Gradually the other pieces of the puzzle fall into place: Nina’s dad (John Walters) turns up outside a house sans pants; her older sister (Kat Stewart, whose work on Newstopia doesn’t even rate a mention in the promo material) is a snappy bitch, her younger brother (Richard Davies) is a liar and flirt, and her ex breaks into her house, steals her favourite chair, and blows it up. Hang on a second – he’s blowing up household furniture? Is this meant to be a quirky look at a single gals complicated life or an episode of The Three Stooges? Unfortunately, the rest of the episode rules out a Stooge-fest: even Dad eventually puts on a pair of pants.

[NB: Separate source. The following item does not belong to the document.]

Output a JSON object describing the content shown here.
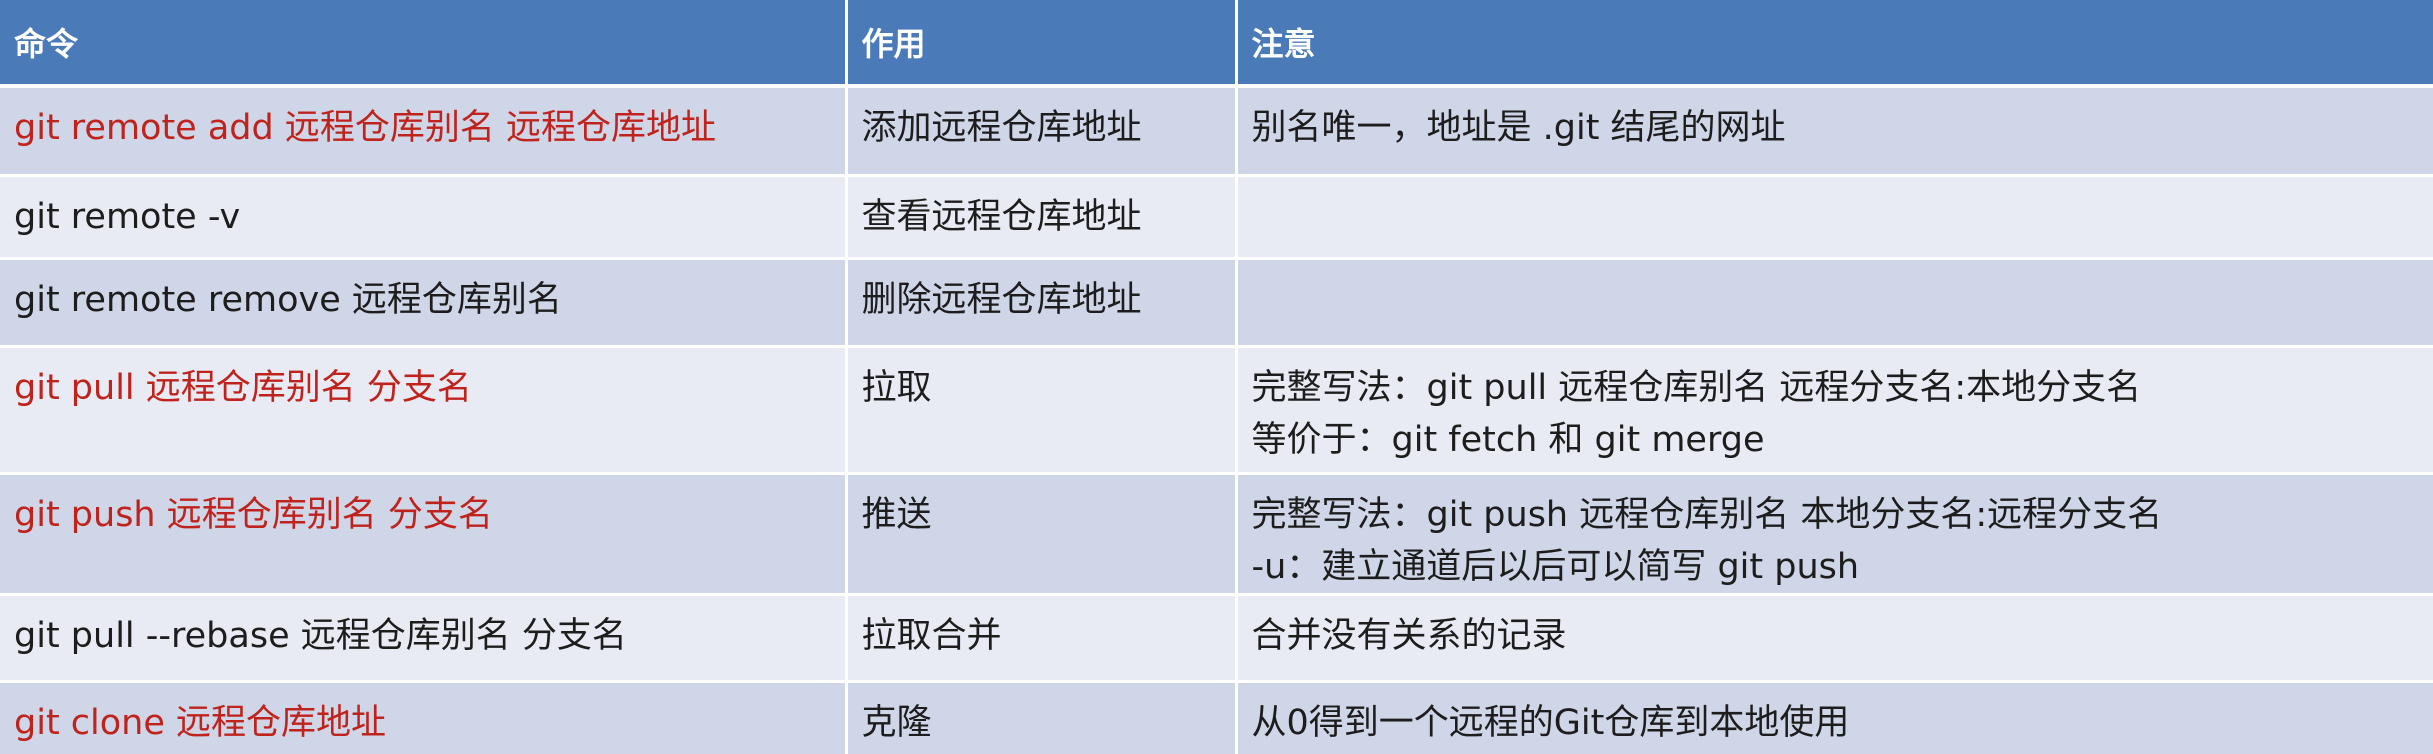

Obviously there are no hard and fast rules about comedy. There is a kind of spectrum when it comes to jokes though, with totally generic gags that work no matter who says them (ie, knock-knock jokes) at one end and completely character-specific material that only gets laughs because of who’s saying it at the other. You can have both in a show, but the further you go towards either end the funnier things usually get: ideally you’d get to a stage where just having a character enter a situation is funny (because we know how they’ll react to what’s happening) while everyone’s random observations and smart-arse lines are hilarious no matter who says them.
Problem here is, this kind of show exists in the wishy-washy middle of things: when Nina makes an offhand comment about eating some kind of muesli bar that tastes like “Horse chaff” we’re expected to laugh (or at least smile) because it’s a funny observation and because she’s the kind of ditzy person that would eat something without knowing what it is. Out in the real world though, it’s barely an observation nor is it specific enough to make her character interesting in any way. She’s busy, you say? Gee, so was Stalin.

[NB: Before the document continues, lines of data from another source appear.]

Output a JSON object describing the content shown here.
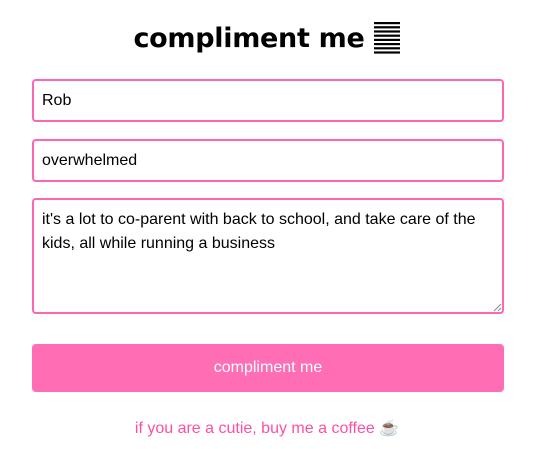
{
  "header": {
    "title": "compliment me",
    "logo_icon": "stacked-lines-icon"
  },
  "form": {
    "name_value": "Rob",
    "feeling_value": "overwhelmed",
    "details_value": "it's a lot to co-parent with back to school, and take care of the kids, all while running a business",
    "submit_label": "compliment me"
  },
  "footer": {
    "coffee_text": "if you are a cutie, buy me a coffee",
    "coffee_icon": "☕"
  },
  "colors": {
    "accent": "#ff66b2",
    "button": "#ff6eb4",
    "link": "#ff4fa3"
  }
}
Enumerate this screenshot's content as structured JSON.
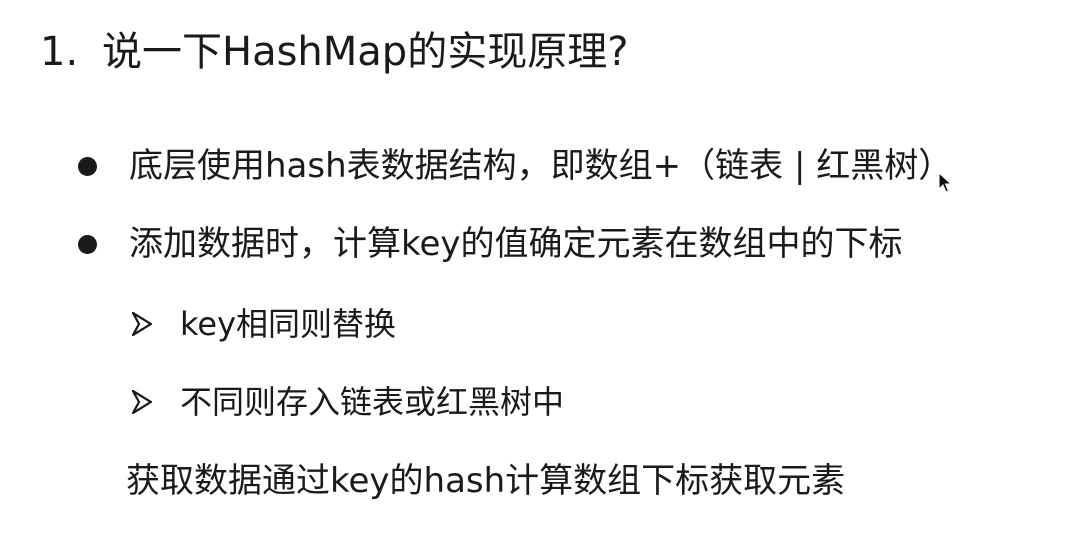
{
  "title": {
    "number": "1.",
    "text": "说一下HashMap的实现原理?"
  },
  "bullets": [
    {
      "text": "底层使用hash表数据结构，即数组+（链表 | 红黑树）"
    },
    {
      "text": "添加数据时，计算key的值确定元素在数组中的下标"
    }
  ],
  "sub_items": [
    {
      "text": "key相同则替换"
    },
    {
      "text": "不同则存入链表或红黑树中"
    }
  ],
  "summary": "获取数据通过key的hash计算数组下标获取元素",
  "icons": {
    "bullet": "filled-circle",
    "sub_bullet": "arrowhead",
    "pointer": "mouse-pointer-icon"
  }
}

At least one way to make this moment funny isn’t exactly difficult to spot: have her eating something crazily inappropriate – maybe briefly followed by a spit-take, maybe for an extended period without noticing. Of course, this isn’t that kind of show. But if it’s not that kind of show, why have that kind of set-up and then wimp out? If you want to go for subtle observations and character-based laughs, why not take the time to think of ways to do that that aren’t simply neutering the kind of set-ups and straight lines you’d expect to find in a broad sitcom? And if you want to go down the surreal path – let’s repeat: Nina’s boyfriend steals her favourite chair and makes it explode in the street outside her house – why not go all-out with the strangeness and come up with some stuff that might actually make us laugh?

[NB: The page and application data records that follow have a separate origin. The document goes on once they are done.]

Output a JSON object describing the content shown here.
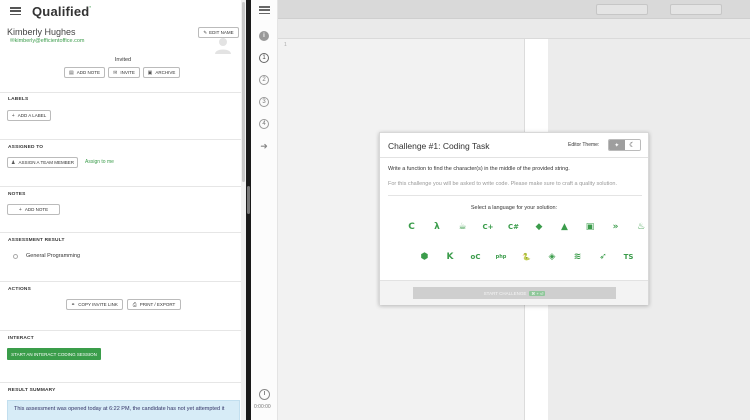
{
  "app": {
    "logo": "Qualified",
    "logo_mark": "'"
  },
  "candidate": {
    "name": "Kimberly Hughes",
    "email": "kimberly@efficientoffice.com",
    "status": "Invited",
    "edit_name_label": "EDIT NAME"
  },
  "actions_row": {
    "add_note": "ADD NOTE",
    "invite": "INVITE",
    "archive": "ARCHIVE"
  },
  "labels": {
    "title": "LABELS",
    "add_label": "ADD A LABEL"
  },
  "assigned": {
    "title": "ASSIGNED TO",
    "assign_member": "ASSIGN A TEAM MEMBER",
    "assign_me": "Assign to me"
  },
  "notes": {
    "title": "NOTES",
    "add_note": "ADD NOTE"
  },
  "assessment": {
    "title": "ASSESSMENT RESULT",
    "item": "General Programming"
  },
  "actions": {
    "title": "ACTIONS",
    "copy_link": "COPY INVITE LINK",
    "print_export": "PRINT / EXPORT"
  },
  "interact": {
    "title": "INTERACT",
    "start_session": "START AN INTERACT CODING SESSION"
  },
  "result_summary": {
    "title": "RESULT SUMMARY",
    "text": "This assessment was opened today at 6:22 PM, the candidate has not yet attempted it"
  },
  "ide": {
    "rail_numbers": [
      "1",
      "2",
      "3",
      "4"
    ],
    "timer": "0:00:00",
    "gutter_line": "1"
  },
  "modal": {
    "title": "Challenge #1: Coding Task",
    "theme_label": "Editor Theme:",
    "description": "Write a function to find the character(s) in the middle of the provided string.",
    "note": "For this challenge you will be asked to write code. Please make sure to craft a quality solution.",
    "language_prompt": "Select a language for your solution:",
    "start_button": "START CHALLENGE",
    "start_shortcut": "⌘ + ⏎",
    "languages_row1": [
      {
        "icon": "c-icon",
        "glyph": "C"
      },
      {
        "icon": "clojure-icon",
        "glyph": "λ"
      },
      {
        "icon": "coffeescript-icon",
        "glyph": "☕"
      },
      {
        "icon": "cpp-icon",
        "glyph": "C+"
      },
      {
        "icon": "csharp-icon",
        "glyph": "C#"
      },
      {
        "icon": "dart-icon",
        "glyph": "◆"
      },
      {
        "icon": "elixir-icon",
        "glyph": "▲"
      },
      {
        "icon": "go-icon",
        "glyph": "▣"
      },
      {
        "icon": "haskell-icon",
        "glyph": "»"
      },
      {
        "icon": "java-icon",
        "glyph": "♨"
      }
    ],
    "languages_row2": [
      {
        "icon": "nodejs-icon",
        "glyph": "⬢"
      },
      {
        "icon": "kotlin-icon",
        "glyph": "K"
      },
      {
        "icon": "objc-icon",
        "glyph": "oC"
      },
      {
        "icon": "php-icon",
        "glyph": "php"
      },
      {
        "icon": "python-icon",
        "glyph": "🐍"
      },
      {
        "icon": "ruby-icon",
        "glyph": "◈"
      },
      {
        "icon": "scala-icon",
        "glyph": "≋"
      },
      {
        "icon": "swift-icon",
        "glyph": "➶"
      },
      {
        "icon": "typescript-icon",
        "glyph": "TS"
      }
    ]
  }
}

This kind of program is sold to audiences as classy viewing largely on the back of having a good-looking and well-dressed cast hanging around a string of attractive and carefully-filmed inner-city locations. The actual quality of the writing rarely gets a look-in. As for the idea that perhaps this kind of show should figure out what it’s trying to do and then do it – if it wants to be funny then work hard at being funny and if it wants to be a lightweight look at a single gals life then perhaps the exploding chairs and quirky screen-scribbles should hit the bricks – well, that’s clearly crazy talk because adding some watered down “comedy” to a family drama might pull in a few more viewers. Locally produced television shows these days have to be as many things to as many people as possible: unfortunately, “good” isn’t always one of them.